Problem 1 – Not Enough Funding for Veteran Solar Training
If you’ve followed this blog over the past few months, you already know that USSolar is a big supporter of the Veterans Retraining Assistance Program (VRAP) – a Department of Defense-funded extension of the GI Bill that provides returning soldiers with advanced training for the jobs of tomorrow.
In fact, we were the very first solar PV training college tapped by the DoD to begin accepting qualifying veterans.
However, as with many government programs, funding is limited, meaning that only a select few qualifying veterans were accepted in the first round. This limitation exacerbated the country’s unemployment rate – a trend that disproportionately affects men and women in uniform.
We’re hopeful that round 2 of the VRAP (VRAP 2.0) will have more funding and more slots. But with the debt ceiling and fiscal cliff and constant hand-wringing in Washington, who knows what could happen?

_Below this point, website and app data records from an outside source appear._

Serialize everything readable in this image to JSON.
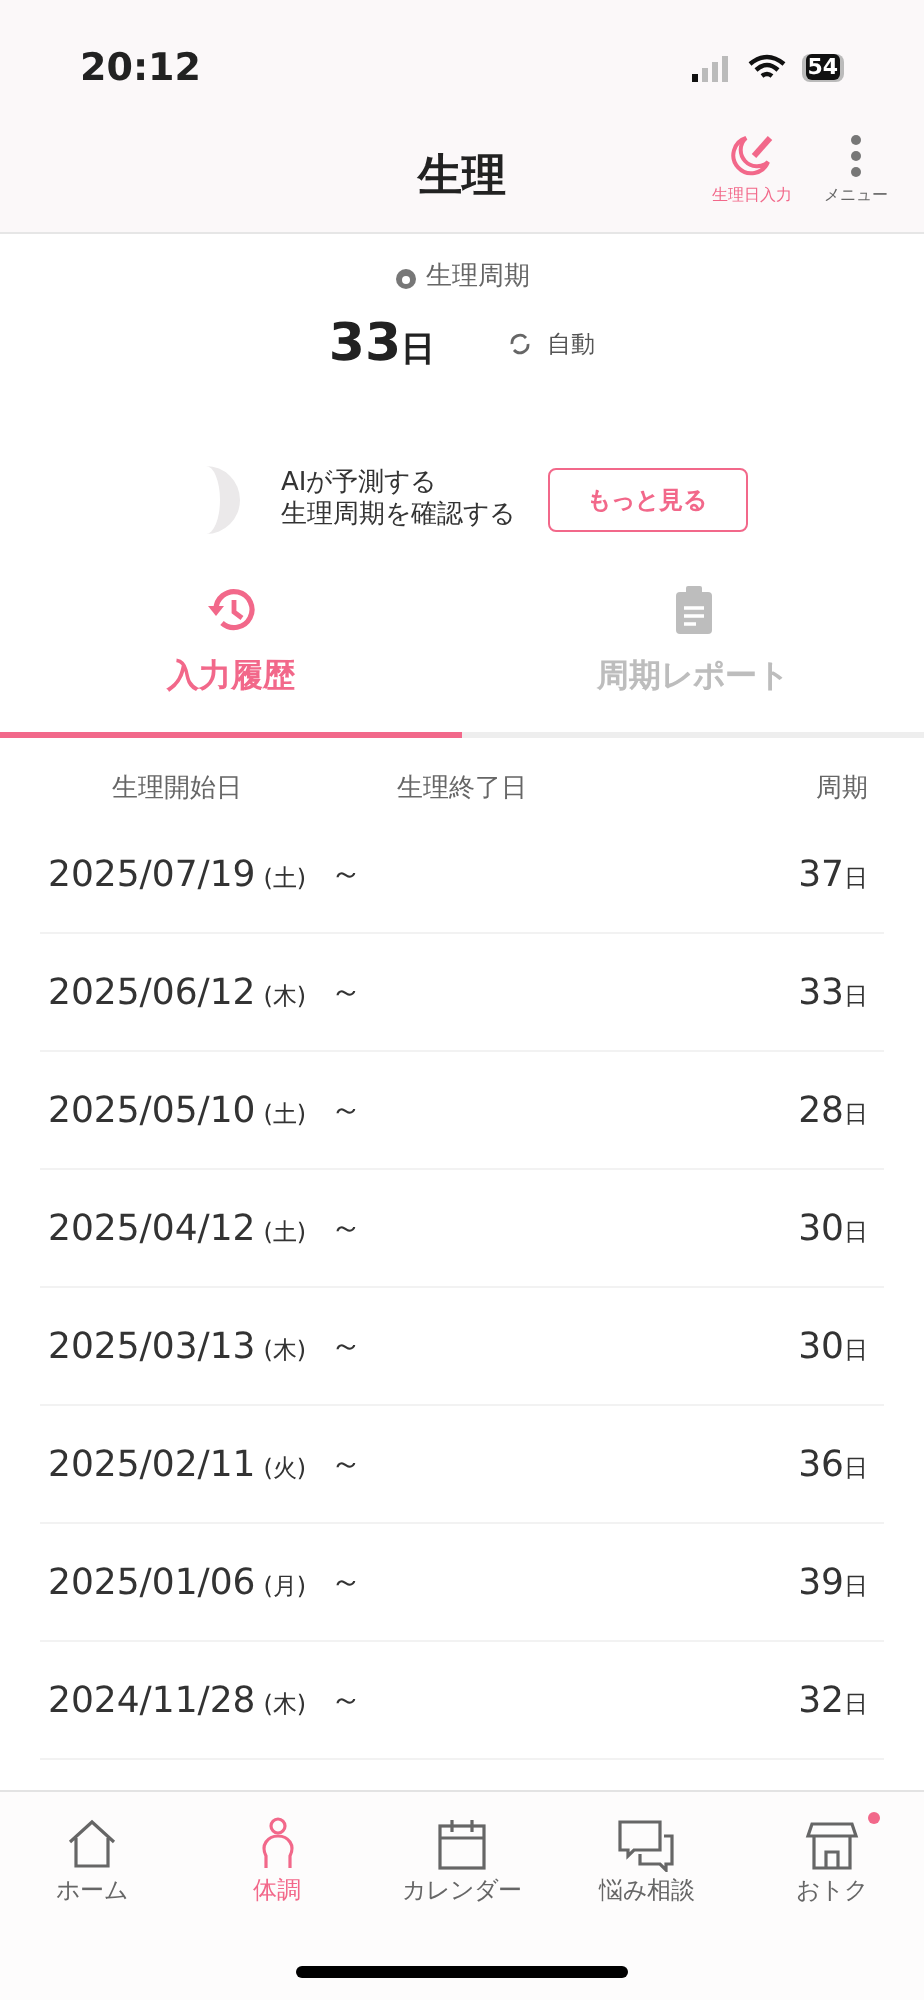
{
  "status_bar": {
    "time": "20:12",
    "battery": "54"
  },
  "header": {
    "title": "生理",
    "actions": [
      {
        "kind": "pen",
        "label": "生理日入力"
      },
      {
        "kind": "menu",
        "label": "メニュー"
      }
    ]
  },
  "summary": {
    "label": "生理周期",
    "value": "33",
    "unit": "日",
    "mode": "自動"
  },
  "ai_banner": {
    "lines": [
      "AIが予測する",
      "生理周期を確認する"
    ],
    "button": "もっと見る"
  },
  "tabs": [
    {
      "kind": "history",
      "label": "入力履歴",
      "selected": true
    },
    {
      "kind": "report",
      "label": "周期レポート",
      "selected": false
    }
  ],
  "table": {
    "columns": [
      "生理開始日",
      "生理終了日",
      "周期"
    ],
    "rows": [
      {
        "date": "2025/07/19",
        "weekday": "(土)",
        "separator": "～",
        "cycle": "37",
        "unit": "日"
      },
      {
        "date": "2025/06/12",
        "weekday": "(木)",
        "separator": "～",
        "cycle": "33",
        "unit": "日"
      },
      {
        "date": "2025/05/10",
        "weekday": "(土)",
        "separator": "～",
        "cycle": "28",
        "unit": "日"
      },
      {
        "date": "2025/04/12",
        "weekday": "(土)",
        "separator": "～",
        "cycle": "30",
        "unit": "日"
      },
      {
        "date": "2025/03/13",
        "weekday": "(木)",
        "separator": "～",
        "cycle": "30",
        "unit": "日"
      },
      {
        "date": "2025/02/11",
        "weekday": "(火)",
        "separator": "～",
        "cycle": "36",
        "unit": "日"
      },
      {
        "date": "2025/01/06",
        "weekday": "(月)",
        "separator": "～",
        "cycle": "39",
        "unit": "日"
      },
      {
        "date": "2024/11/28",
        "weekday": "(木)",
        "separator": "～",
        "cycle": "32",
        "unit": "日"
      }
    ]
  },
  "bottom_nav": [
    {
      "kind": "home",
      "label": "ホーム",
      "selected": false,
      "badge": false
    },
    {
      "kind": "body",
      "label": "体調",
      "selected": true,
      "badge": false
    },
    {
      "kind": "calendar",
      "label": "カレンダー",
      "selected": false,
      "badge": false
    },
    {
      "kind": "chat",
      "label": "悩み相談",
      "selected": false,
      "badge": false
    },
    {
      "kind": "shop",
      "label": "おトク",
      "selected": false,
      "badge": true
    }
  ]
}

In the meantime, what to do with the nearly 900,000 veterans who are still looking for work?
Problem 2 – Can the Armed Forces Really Reach 25% Renewables by 2025
If you’ve followed this blog over the past several years, you already know that we’re huge advocates of sustainability. By combining solar + wind + conservation, we can move off of Big Oil and embrace an economy powered by renewable energy.
It’s not simply a wish – it is a reality.
The Department of Defense (the same guys behind the VRAP) has an executive order to derive 25% of its energy from renewables by 2025. It’s an achievable goal, but not at the current pace. And like VRAP 2.0, funding remains the main hurdle – not political will or technology or any of the usual culprits.
It really comes down to money.
Solution – Using VA Education to Bring Solar PV Installation Costs Down
Usually when you have 2 competing programs vying for the same tax dollars, you have to choose – either/or. But what if we leveraged one program to benefit the other?
Bear with me a minute.
Fewer benefits dolled out as unemployment insurance => more money taken in as taxable income.
These newly certified solar PV professionals can then install new systems at Army bases around the world, thus, dramatically reducing foreign oil imports, stretched supply lines, and the need to finance security forces in oil-rich (but politically unstable) regions of the world.
Less money spent on imported oil => more savings to finance future training and renewables.
Because the government would be doing all of this during a depressed economy, both the parts and labor would be relatively cheap compared to boom times.
In fact, this is a basic Keynesian principle of economics. When times are good, let business flourish. When times are bad, let government step in and jumpstart the economy by investing in infrastructure at competitive rates.
Increased demand for solar PV parts would also create more demand for manufacturing – both domestic and abroad. So there might even be a slight boom in solar panel production Stateside – yet another benefit of this approach.
Who knows if this will work? I’m not an economist (although I have degrees in mechanical engineering and economics).
All I know is….
- We have a solar PV labor gap
- We have high unemployment amongst veterans
- We have an oil addiction
I think that with the right approach, this solution could pay off huge dividends because it doubles down on the DoD’s investment in retraining and energy independence.